Not more than a 90-minute drive from my comfortable home in Toronto lives Helmut Oberlander. Today, he is a frail 94-year-old man. Oberlander lied to Canadian authorities about his work as a translator for a Nazi death squad known as Einsatzkommando 10a. After entering the country, like many Holocaust survivors, he built a new life for himself in Kitchener, Ont.
However, unlike the few survivors of the Shoah, Oberlander was a strong young man when he came here, as he was well looked after by the killing unit he served in.
The Canadian government has tried to strip Oberlander of his citizenship on multiple occasions, but he’s successfully appealed it each time.
In an article I wrote last year for iPolitics, I referenced Jeff Outhit of the Kitchener Waterloo Record, who diligently documented the history of Einsatzkommando 10a.
In an article, Outhit quoted a 1972 German court verdict on another member of the unit. The story it tells is heart-wrenching:
“The afternoon is fading. A six-tonne van clatters into the courtyard of the children’s home in Jeissk, occupied Ukraine.
“It’s Friday, Oct. 9, 1942, nearly 16 months after the German invasion of the Soviet Union. The asylum on the outskirts of town is home to disabled and bedridden children, aged three to 17. Some healthy children live there also.
“The truck has false windows painted on its sides to present a more cheery look. Inside, a hose redirects exhaust fumes into its sealed cargo hold. Members of a German police unit surround the building to prevent children from escaping. Asylum officials are told the children are being taken to Krasnodar for medical treatment.
They were the cogs in the Nazi wheel of mass murder who greased the engines of genocide.
“The children are assembled in the courtyard. The smallest ones and those who cannot walk are carried out of the building. Nurses cry. Asylum workers, suspecting the worst, try in vain to prevent the children from being transferred.
“Some children climb into the van themselves. There are no seats in the cargo hold. Others try to run away but are caught, beaten and thrown inside.
“Volodia Goncharov tries to flee. Two men grab the child by his legs, his head toward the ground. They drag him out of the building and into the van.
“The van doors are closed, sealing the crying children into the tin-lined cargo hold. The engine is fired up.
“All the children perish inside the truck, killed by poisonous fumes, a Munich court later finds. A second gassing the same day kills more children.

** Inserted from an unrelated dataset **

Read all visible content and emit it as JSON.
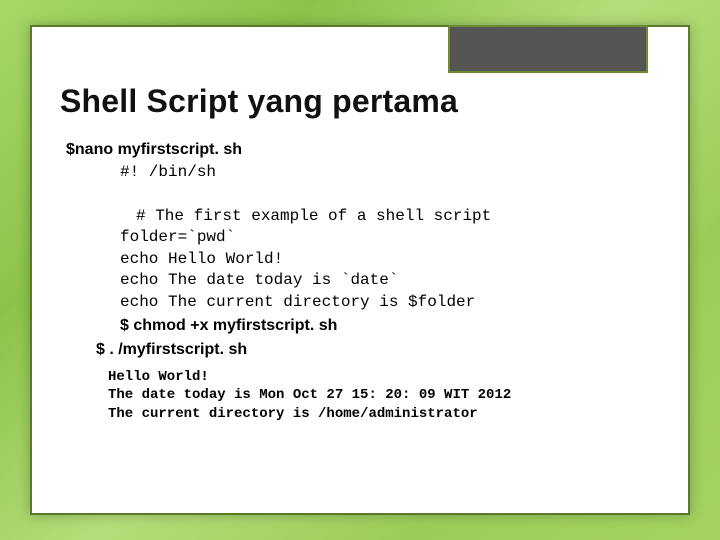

“Such was a day’s work for Einsatzkommando 10a, a Nazi killing unit tasked with slaughtering civilians.
“The death squad will murder 214 children from the Jeissk asylum.”
On this Yom ha-Shoah, let us double our efforts to bring even the last of the Nazi enablers to justice.